▽

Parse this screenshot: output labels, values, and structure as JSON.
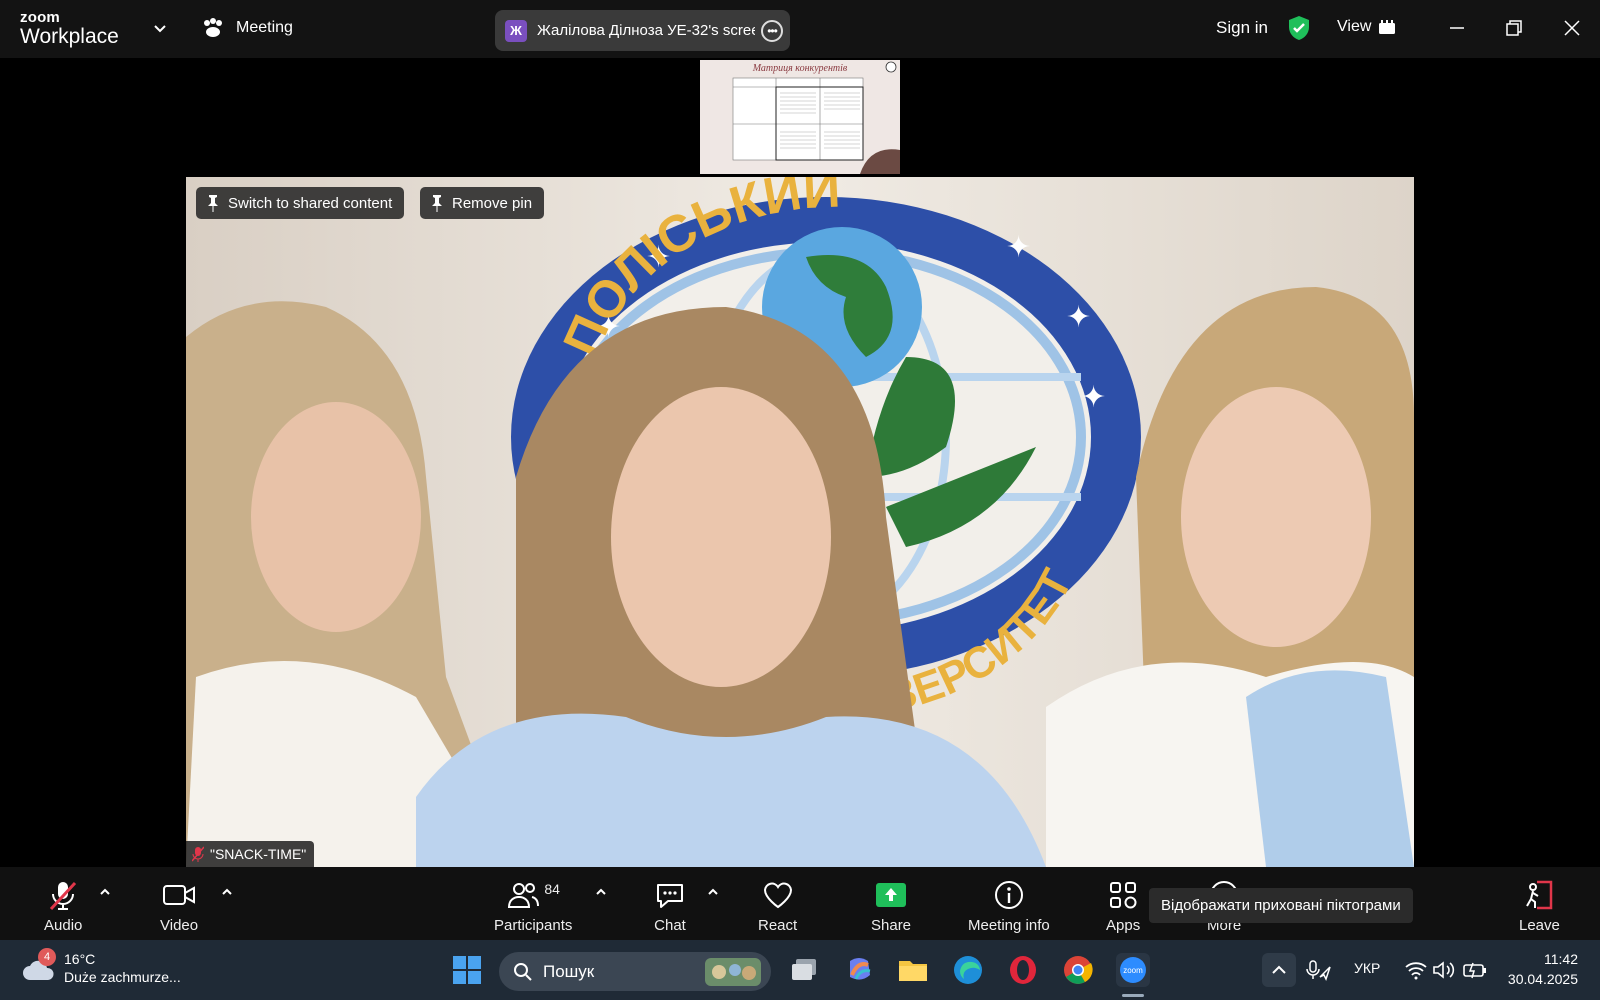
{
  "app": {
    "logo_line1": "zoom",
    "logo_line2": "Workplace",
    "meeting_label": "Meeting",
    "sharer_initial": "Ж",
    "sharer_name": "Жалілова Ділноза  УЕ-32's screen",
    "sign_in": "Sign in",
    "view_label": "View",
    "icons": [
      "chevron-down-icon",
      "meeting-paw-icon",
      "more-dots-icon",
      "shield-check-icon",
      "grid-icon",
      "minimize-icon",
      "restore-icon",
      "close-icon"
    ]
  },
  "thumbnail": {
    "title": "Матриця конкурентів"
  },
  "video": {
    "switch_btn": "Switch to shared content",
    "remove_pin": "Remove pin",
    "participant_name": "\"SNACK-TIME\"",
    "logo_top_text": "ПОЛІСЬКИЙ",
    "logo_bottom_text": "УНІВЕРСИТЕТ"
  },
  "toolbar": {
    "audio": "Audio",
    "video": "Video",
    "participants": "Participants",
    "participants_count": "84",
    "chat": "Chat",
    "react": "React",
    "share": "Share",
    "meeting_info": "Meeting info",
    "apps": "Apps",
    "more": "More",
    "leave": "Leave",
    "tooltip": "Відображати приховані піктограми",
    "share_color": "#1fbf5a",
    "leave_color": "#e0364a"
  },
  "taskbar": {
    "weather_badge": "4",
    "temp": "16°C",
    "weather_desc": "Duże zachmurze...",
    "search_placeholder": "Пошук",
    "lang": "УКР",
    "time": "11:42",
    "date": "30.04.2025"
  }
}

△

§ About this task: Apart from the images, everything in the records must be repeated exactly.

§ Solution:
Parse this screenshot: output labels, values, and structure as JSON.
{
  "app": {
    "logo_line1": "zoom",
    "logo_line2": "Workplace",
    "meeting_label": "Meeting",
    "sharer_initial": "Ж",
    "sharer_name": "Жалілова Ділноза  УЕ-32's screen",
    "sign_in": "Sign in",
    "view_label": "View",
    "icons": [
      "chevron-down-icon",
      "meeting-paw-icon",
      "more-dots-icon",
      "shield-check-icon",
      "grid-icon",
      "minimize-icon",
      "restore-icon",
      "close-icon"
    ]
  },
  "thumbnail": {
    "title": "Матриця конкурентів"
  },
  "video": {
    "switch_btn": "Switch to shared content",
    "remove_pin": "Remove pin",
    "participant_name": "\"SNACK-TIME\"",
    "logo_top_text": "ПОЛІСЬКИЙ",
    "logo_bottom_text": "УНІВЕРСИТЕТ"
  },
  "toolbar": {
    "audio": "Audio",
    "video": "Video",
    "participants": "Participants",
    "participants_count": "84",
    "chat": "Chat",
    "react": "React",
    "share": "Share",
    "meeting_info": "Meeting info",
    "apps": "Apps",
    "more": "More",
    "leave": "Leave",
    "tooltip": "Відображати приховані піктограми",
    "share_color": "#1fbf5a",
    "leave_color": "#e0364a"
  },
  "taskbar": {
    "weather_badge": "4",
    "temp": "16°C",
    "weather_desc": "Duże zachmurze...",
    "search_placeholder": "Пошук",
    "lang": "УКР",
    "time": "11:42",
    "date": "30.04.2025"
  }
}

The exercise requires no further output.